START Data extract

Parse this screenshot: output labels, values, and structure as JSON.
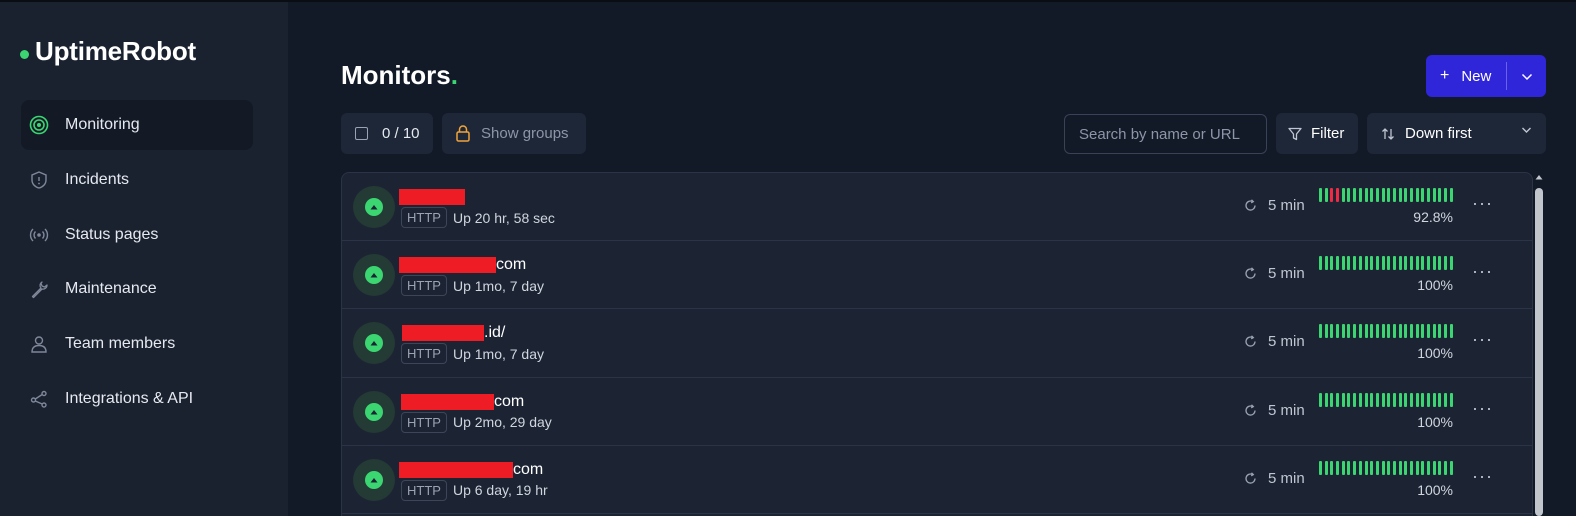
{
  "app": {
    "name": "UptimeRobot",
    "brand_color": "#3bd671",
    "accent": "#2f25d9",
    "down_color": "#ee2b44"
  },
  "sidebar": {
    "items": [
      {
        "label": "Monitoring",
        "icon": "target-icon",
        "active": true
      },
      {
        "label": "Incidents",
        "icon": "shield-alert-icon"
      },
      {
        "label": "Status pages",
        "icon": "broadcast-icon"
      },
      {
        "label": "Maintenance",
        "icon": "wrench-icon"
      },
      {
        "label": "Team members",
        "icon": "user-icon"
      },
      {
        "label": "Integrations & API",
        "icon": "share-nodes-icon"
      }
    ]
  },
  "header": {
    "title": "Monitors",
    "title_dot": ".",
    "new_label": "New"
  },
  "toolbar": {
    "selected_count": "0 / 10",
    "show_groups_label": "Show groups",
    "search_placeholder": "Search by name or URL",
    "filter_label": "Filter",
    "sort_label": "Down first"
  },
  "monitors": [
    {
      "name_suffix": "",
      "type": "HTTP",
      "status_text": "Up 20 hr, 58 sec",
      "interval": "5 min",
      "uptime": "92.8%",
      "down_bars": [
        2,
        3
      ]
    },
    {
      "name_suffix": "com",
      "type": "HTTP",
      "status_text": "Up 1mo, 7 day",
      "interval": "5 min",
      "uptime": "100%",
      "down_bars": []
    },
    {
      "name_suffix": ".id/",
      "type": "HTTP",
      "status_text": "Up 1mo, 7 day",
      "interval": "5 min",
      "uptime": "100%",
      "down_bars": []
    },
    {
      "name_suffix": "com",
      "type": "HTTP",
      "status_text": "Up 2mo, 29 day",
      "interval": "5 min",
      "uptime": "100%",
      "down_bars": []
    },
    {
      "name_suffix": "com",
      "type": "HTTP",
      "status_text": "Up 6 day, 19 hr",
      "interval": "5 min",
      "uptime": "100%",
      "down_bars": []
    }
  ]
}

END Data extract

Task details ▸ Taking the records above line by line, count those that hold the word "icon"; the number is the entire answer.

Exercise solution ▸ 6